How so? Simple: Only the Escalade has carried on Cadillac’s grand tradition of V-8 power, rear-wheel drive, body-on-frame construction, sybaritic comfort for at least five adult humans, and a proper name. If I had our own money to buy a Cadillac right now, and it couldn’t have a V-badge on its flanks, then the choice would be simple. I’d find a low-mileage Escalade and either drive the hell out of it or let it sit in an air-conditioned sarcophagus for the next decade and a half.
Forced to pinpoint one or another, the third- and fourth-generation Escalades (the 2007-’14 and 2015-’20 versions, respectively) would be where I’d look. The first-gen ones simply looked like GMC Yukons. The second-gen models suffered from tacked-on flares too closely related to GM’s too-much-body-cladding era in the first half of the 2000s, which made the wheels look like they were tucked too far in. And the new 2021+ versions are too new to judge, although their face looks like Muttley, the canine sidekick of Dick Dastardly from the Wacky Races cartoon. I’d also suggest the standard Escalade, not the longer ESV that looks like a Suburban, or the EXT that looks like a Chevy Avalanche pickup, is where it’s at.

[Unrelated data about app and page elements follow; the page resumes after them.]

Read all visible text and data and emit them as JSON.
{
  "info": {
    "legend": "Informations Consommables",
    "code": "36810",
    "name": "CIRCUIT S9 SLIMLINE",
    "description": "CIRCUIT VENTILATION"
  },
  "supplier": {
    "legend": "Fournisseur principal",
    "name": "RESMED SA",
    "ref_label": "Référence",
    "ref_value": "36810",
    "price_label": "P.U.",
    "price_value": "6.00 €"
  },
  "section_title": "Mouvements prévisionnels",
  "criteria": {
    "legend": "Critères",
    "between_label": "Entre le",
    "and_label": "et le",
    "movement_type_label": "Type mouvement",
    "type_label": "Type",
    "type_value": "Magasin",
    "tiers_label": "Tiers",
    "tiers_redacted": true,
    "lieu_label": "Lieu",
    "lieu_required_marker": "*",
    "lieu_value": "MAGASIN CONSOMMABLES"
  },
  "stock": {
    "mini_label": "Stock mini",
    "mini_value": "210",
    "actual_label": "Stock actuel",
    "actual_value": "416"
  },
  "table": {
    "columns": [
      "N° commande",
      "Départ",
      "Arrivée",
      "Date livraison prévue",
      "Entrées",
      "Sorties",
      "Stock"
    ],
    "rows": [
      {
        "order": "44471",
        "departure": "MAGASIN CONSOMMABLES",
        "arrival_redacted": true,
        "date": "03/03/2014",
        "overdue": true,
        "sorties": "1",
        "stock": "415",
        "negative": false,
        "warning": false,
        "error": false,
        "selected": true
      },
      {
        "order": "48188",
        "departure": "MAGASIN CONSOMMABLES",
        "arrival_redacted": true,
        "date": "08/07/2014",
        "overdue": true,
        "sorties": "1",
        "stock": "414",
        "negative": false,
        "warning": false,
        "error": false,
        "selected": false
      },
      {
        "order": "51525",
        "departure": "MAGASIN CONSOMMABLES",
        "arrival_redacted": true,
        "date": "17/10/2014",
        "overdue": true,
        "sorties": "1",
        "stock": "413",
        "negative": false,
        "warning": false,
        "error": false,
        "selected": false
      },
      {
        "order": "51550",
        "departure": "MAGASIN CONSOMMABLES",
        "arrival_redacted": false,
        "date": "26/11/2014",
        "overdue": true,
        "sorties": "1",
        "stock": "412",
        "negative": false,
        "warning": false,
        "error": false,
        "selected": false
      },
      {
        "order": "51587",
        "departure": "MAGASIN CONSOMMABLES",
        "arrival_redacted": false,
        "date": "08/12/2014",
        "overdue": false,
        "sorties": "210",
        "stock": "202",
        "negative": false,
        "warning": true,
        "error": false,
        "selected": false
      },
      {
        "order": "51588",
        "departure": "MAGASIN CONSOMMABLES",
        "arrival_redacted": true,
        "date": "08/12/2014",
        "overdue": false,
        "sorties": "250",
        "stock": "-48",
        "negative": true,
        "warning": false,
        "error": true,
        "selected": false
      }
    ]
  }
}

In late 2006, I somehow ended up behind the wheel of a new-for-2007 Escalade over the Christmas holiday. Around town, in Southern California, it frankly felt hopeless. Too large for traffic, too over-assisted to be fun, too self-conscious to try and get away with anything. Parking was a nightmare. But I took it out for a road trip stretch from Los Angeles to Las Vegas and beyond, and on the open road the big ’Sclade really came into its own. Fingertip steering. Lush luxury. Smooth-riding over patches of really crappy SoCal roads. Cruise control at 90 mph, with wife and child asleep in leather-lined comfort and precious little wind noise to rattle them awake. Absolute comfort behind the wheel, yet with enough driver engagement to keep me conscious as I sped north on Interstate 15. I even got nearly 400 miles on a tankful at those super-legal speeds. Not bad for a 400-horse, 6.2-liter V-8 hauling roughly three tons of steel, people and presents. (And for those who want to play and tweak, the LS engine architecture can be massaged to produce more power still, whether in the computer or with hard parts. Or both.)